Wednesday, Feb 14, 2024 - 02:30 PM

Just over a month following the incident where America's first commercial moon lander in half a century experienced a catastrophic fuel leak hours after United Launch Alliance's new Vulcan booster blasted the spacecraft into orbit, a second US company is gearing up to send a robotic lander to the lunar surface aboard a SpaceX rocket. 

Elon Musk's private space company, SpaceX, will launch Houston-based Intuitive Machines Inc.'s Nova-C lander, called Odysseus, aboard a Falcon 9 rocket around 0105 ET Thursday. The launch was initially set for Wednesday morning from NASA's Kennedy Space Center at Cape Canaveral, Florida, but the launch team had to "stand down" due to irregular methane temperatures before loading.

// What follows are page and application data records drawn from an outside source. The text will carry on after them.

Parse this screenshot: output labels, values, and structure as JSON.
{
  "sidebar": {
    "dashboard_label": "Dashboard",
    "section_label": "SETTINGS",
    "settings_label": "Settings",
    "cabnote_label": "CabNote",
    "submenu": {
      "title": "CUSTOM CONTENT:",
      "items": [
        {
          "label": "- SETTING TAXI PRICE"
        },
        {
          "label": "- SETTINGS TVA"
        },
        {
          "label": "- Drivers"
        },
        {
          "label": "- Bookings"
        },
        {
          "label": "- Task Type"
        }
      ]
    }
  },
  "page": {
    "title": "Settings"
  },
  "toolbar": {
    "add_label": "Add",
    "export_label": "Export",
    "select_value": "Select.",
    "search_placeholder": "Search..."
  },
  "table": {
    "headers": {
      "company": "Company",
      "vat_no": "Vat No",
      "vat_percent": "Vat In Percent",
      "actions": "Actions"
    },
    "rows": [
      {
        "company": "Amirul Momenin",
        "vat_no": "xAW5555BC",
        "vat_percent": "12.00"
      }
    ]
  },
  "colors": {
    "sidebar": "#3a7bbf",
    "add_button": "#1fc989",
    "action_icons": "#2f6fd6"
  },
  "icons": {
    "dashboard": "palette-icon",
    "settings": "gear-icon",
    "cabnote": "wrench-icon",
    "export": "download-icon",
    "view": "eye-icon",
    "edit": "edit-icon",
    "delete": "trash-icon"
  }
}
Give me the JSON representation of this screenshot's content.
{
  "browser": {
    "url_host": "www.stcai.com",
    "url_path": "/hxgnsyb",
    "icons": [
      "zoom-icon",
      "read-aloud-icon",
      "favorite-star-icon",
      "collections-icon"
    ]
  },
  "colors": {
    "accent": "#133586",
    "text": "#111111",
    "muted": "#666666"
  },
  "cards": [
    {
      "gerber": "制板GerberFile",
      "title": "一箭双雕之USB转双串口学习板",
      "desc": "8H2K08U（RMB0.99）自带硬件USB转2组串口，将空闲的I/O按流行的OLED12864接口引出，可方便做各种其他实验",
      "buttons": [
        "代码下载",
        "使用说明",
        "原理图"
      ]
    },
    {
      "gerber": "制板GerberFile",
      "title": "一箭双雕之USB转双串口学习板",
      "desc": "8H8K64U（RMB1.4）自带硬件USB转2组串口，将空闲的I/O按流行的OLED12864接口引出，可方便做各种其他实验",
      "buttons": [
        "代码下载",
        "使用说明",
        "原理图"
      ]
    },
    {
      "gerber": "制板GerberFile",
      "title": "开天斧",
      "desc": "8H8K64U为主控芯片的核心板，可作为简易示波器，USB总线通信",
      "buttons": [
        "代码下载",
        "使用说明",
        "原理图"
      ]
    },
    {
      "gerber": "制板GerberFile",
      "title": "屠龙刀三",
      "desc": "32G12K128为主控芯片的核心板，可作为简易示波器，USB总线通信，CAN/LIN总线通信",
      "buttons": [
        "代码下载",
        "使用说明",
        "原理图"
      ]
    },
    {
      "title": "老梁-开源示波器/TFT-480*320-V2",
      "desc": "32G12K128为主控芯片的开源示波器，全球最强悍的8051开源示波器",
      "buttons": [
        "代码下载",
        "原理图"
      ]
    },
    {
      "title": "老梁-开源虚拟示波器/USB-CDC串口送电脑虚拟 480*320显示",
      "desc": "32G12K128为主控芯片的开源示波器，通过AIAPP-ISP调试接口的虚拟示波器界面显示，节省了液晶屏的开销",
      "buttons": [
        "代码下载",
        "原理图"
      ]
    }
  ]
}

If Odysseus is successful, Intuitive Machines will secure a title that has remained out of reach for many companies and nonprofits by becoming the first private space company to successfully land a lander on the lunar surface. The US last landed an undamaged spacecraft on the moon in 1972. 

Last month, Pittsburgh-based company Astrobotic Technology's Peregrine robotic lunar lander suffered a "critical" propellant loss from a fuel leak hours after launch, which forced the company to scrap the mission. 

The failure of Astrobotic's Peregrine lander - on a NASA mission - was the third private company attempting to achieve a successful landing on the moon. 

Given this trend, the world is watching Intuitive Machines to see if they can pull off a successful moon landing, which is expected one week after launch.

"We learn from the successes and the failures of the past and stand on all those shoulders to try to be successful," Intuitive Machines CEO Stephen Altemus told Bloomberg in an interview, adding, "And the key here is to be undeterred."